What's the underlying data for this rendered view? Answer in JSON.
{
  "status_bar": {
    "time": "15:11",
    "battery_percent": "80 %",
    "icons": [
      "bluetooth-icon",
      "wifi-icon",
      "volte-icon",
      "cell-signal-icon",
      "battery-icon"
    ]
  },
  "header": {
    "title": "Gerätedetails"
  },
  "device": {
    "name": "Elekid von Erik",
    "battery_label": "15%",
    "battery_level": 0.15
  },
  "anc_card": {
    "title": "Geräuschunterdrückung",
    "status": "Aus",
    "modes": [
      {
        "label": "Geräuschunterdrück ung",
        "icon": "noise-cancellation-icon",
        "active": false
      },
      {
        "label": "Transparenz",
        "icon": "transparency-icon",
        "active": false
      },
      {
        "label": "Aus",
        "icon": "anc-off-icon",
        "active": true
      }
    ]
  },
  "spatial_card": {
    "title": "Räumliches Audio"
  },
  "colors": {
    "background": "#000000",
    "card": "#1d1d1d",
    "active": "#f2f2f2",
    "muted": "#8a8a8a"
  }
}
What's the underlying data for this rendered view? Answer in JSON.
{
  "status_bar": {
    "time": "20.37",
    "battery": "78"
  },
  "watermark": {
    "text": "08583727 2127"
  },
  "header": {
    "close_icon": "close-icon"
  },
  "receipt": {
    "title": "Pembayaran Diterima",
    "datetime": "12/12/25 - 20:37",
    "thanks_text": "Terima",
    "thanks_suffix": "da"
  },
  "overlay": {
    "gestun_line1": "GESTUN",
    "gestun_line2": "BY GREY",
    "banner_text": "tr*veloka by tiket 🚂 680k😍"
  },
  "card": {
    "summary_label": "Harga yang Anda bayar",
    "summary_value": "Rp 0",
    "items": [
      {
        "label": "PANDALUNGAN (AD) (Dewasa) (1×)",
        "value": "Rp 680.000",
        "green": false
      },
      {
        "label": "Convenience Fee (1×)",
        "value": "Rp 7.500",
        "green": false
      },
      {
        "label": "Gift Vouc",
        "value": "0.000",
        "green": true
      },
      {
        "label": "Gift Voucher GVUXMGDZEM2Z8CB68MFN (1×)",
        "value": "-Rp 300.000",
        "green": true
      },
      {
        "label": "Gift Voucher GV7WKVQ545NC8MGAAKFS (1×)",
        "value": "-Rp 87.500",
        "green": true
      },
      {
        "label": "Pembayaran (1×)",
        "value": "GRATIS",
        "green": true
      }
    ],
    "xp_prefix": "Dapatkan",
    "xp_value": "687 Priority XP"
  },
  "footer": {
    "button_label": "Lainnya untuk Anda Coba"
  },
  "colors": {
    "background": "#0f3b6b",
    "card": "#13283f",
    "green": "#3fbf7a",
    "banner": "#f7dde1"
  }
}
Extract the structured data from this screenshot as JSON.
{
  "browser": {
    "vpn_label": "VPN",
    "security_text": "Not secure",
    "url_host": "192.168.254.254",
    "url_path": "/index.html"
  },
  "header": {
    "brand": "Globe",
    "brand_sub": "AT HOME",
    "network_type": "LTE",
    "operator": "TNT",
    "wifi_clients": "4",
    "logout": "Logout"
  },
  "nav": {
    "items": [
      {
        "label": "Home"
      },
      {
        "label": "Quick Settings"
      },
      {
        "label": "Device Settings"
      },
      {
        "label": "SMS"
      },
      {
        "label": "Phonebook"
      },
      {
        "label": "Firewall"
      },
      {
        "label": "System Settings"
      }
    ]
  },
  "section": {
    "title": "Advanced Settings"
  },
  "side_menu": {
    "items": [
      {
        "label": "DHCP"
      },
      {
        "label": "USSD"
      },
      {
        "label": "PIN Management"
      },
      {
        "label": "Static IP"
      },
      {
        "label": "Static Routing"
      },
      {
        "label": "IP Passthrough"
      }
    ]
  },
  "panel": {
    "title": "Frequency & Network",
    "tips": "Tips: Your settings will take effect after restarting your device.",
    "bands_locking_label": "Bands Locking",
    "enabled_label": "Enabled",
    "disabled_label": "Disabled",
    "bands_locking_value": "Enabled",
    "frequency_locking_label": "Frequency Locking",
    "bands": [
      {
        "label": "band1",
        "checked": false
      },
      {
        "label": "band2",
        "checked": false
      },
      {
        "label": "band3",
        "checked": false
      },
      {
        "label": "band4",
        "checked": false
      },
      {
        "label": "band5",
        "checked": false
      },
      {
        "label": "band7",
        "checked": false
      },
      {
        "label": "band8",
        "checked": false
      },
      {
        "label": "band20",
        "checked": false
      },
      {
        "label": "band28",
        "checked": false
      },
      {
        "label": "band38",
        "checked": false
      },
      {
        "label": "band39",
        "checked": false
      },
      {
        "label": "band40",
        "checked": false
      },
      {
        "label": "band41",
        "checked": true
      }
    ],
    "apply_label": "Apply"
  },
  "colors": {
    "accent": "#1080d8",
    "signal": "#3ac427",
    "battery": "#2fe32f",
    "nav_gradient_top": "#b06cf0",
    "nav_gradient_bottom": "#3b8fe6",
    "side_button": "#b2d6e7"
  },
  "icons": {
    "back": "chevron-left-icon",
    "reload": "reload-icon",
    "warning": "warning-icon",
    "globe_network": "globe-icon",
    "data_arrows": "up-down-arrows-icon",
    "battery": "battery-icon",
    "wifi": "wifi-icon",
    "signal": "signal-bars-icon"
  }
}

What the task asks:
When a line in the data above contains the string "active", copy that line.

Task output:
        "active": false
        "active": false
        "active": true
    "active": "#f2f2f2",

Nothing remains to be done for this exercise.